$ docker volume create k3s-control

$ docker run -d \
    --name "k3s-control" \
    --network "host" \
    --restart "always" \
    -e "K3S_CLUSTER_SECRET=<YOUR_SECRET_HERE>" \
    -v "k3s-control:/var/lib/rancher/k3s" \
    -p "6443:6443" \
    rancher/k3s:v0.3.0-arm64 \
    server --disable-agent

After about 30 seconds, the control plane should be running. As a part of it’s setup, it writes the kubeconfg out to /etc/rancher/k3s/k3s.yaml. Using the following docker cp command, you can copy the file from the container and into your local .kube directory. Once copied, you’ll want to export it so that kubectl can easily interact with the remote control plane.

$ docker cp k3s-control:/etc/rancher/k3s/k3s.yaml ~/.kube/k3s
$ export KUBECONFIG=~/.kube/k3s

NOTE: you will need to modify the extracted kubeconfig file and change “https://localhost:6443” to point to the proper host. In my case, this was “https://192.168.1.100:6443”. If you do not change this, kubectl cannot communicate with the api-server.

Starting the agents

Once the control plane is up and running, we need to add the agents. Agents are the component of the stack that are responsible for managing the processes running on the host. As a result, they need to be privileged to spin up containers where needed.

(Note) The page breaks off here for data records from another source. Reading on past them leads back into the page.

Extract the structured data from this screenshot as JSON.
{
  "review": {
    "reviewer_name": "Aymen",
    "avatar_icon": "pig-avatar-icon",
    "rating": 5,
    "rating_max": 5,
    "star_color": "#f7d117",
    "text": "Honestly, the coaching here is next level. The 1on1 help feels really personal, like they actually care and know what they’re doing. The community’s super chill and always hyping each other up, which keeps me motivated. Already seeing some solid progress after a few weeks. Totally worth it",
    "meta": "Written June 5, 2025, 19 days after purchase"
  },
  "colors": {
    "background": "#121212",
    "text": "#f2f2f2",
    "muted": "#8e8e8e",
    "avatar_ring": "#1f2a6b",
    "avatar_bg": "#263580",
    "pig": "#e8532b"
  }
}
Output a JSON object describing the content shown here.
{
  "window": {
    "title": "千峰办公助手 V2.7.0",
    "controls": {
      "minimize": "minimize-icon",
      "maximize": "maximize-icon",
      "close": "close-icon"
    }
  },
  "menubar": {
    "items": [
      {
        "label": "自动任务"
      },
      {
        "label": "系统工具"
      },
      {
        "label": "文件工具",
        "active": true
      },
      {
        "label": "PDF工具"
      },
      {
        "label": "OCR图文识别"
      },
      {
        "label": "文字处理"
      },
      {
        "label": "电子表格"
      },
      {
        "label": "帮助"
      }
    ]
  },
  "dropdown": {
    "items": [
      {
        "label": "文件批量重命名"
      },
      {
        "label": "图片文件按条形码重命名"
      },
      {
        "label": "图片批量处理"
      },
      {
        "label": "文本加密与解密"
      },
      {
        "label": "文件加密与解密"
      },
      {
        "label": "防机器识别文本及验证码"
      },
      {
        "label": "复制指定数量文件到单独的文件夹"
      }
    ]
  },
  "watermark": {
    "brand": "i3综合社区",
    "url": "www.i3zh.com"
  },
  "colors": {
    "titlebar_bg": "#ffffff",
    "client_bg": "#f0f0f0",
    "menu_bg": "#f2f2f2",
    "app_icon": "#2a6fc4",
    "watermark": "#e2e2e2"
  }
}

$ docker run -d \
    --name "k3s-exec" \
    --network "host" \
    --restart "always" \
    -e "K3S_CLUSTER_SECRET=<YOUR_SECRET_HERE>" \
    -e "K3S_URL=https://<CONTROL_IP>:6443" \
    --privileged \
    --tmpfs /run \
    --tmpfs /var/run \
    rancher/k3s:v0.3.0-arm64

The agents should start up quicker compared to the control plane. You can verify that they connected successfully using kubectl. Remember, you’ll need to have the KUBECONFIG environment variable exported.

$ kubectl get node
NAME        STATUS    ROLES     AGE       VERSION
myriad-1    Ready     <none>    1d        v1.13.5-k3s.1
myriad-10   Ready     <none>    1d        v1.13.5-k3s.1
myriad-2    Ready     <none>    1d        v1.13.5-k3s.1
myriad-3    Ready     <none>    1d        v1.13.5-k3s.1
myriad-4    Ready     <none>    1d        v1.13.5-k3s.1
myriad-5    Ready     <none>    1d        v1.13.5-k3s.1
myriad-6    Ready     <none>    1d        v1.13.5-k3s.1
myriad-7    Ready     <none>    1d        v1.13.5-k3s.1
myriad-8    Ready     <none>    1d        v1.13.5-k3s.1
myriad-9    Ready     <none>    1d        v1.13.5-k3s.1

Setup Details

There are a few key details about this setup that are worth noting.

--network "host"

This flag tells the docker container to leverage the hosts network instead of the bridge provided by docker. (Documentation)

--restart "always"

This flag tells the docker daemon to restart the process regardless of it’s exit status. For this kind of process, I’d use either always or unless-stopped. In practice, the container is either present and running or removed so I tend to lean towards always. (Documentation)

-e "K3S_CLUSTER_SECRET=<YOUR_SECRET_HERE>"

This is the shared secret that is used to bootstrap the cluster. Alternatively, you can set the K3S_TOKEN which is generated by the control plane. For a quick start, I suggest the cluster secret. If you’re looking to be able to dynamically add nodes to the cluster, the token is a bit better.

Resources

In Easy Steps to a 64bit Raspberry Pi 3 B/B+, I talk about how easy it is to get a 64bit Raspberry Pi up and running.

Since starting my cluster, I’ve been committing the scripts I used to manage it to a repository. This repository has taken on a few different shapes, but it can be a good reference point for how all of this gets stood up.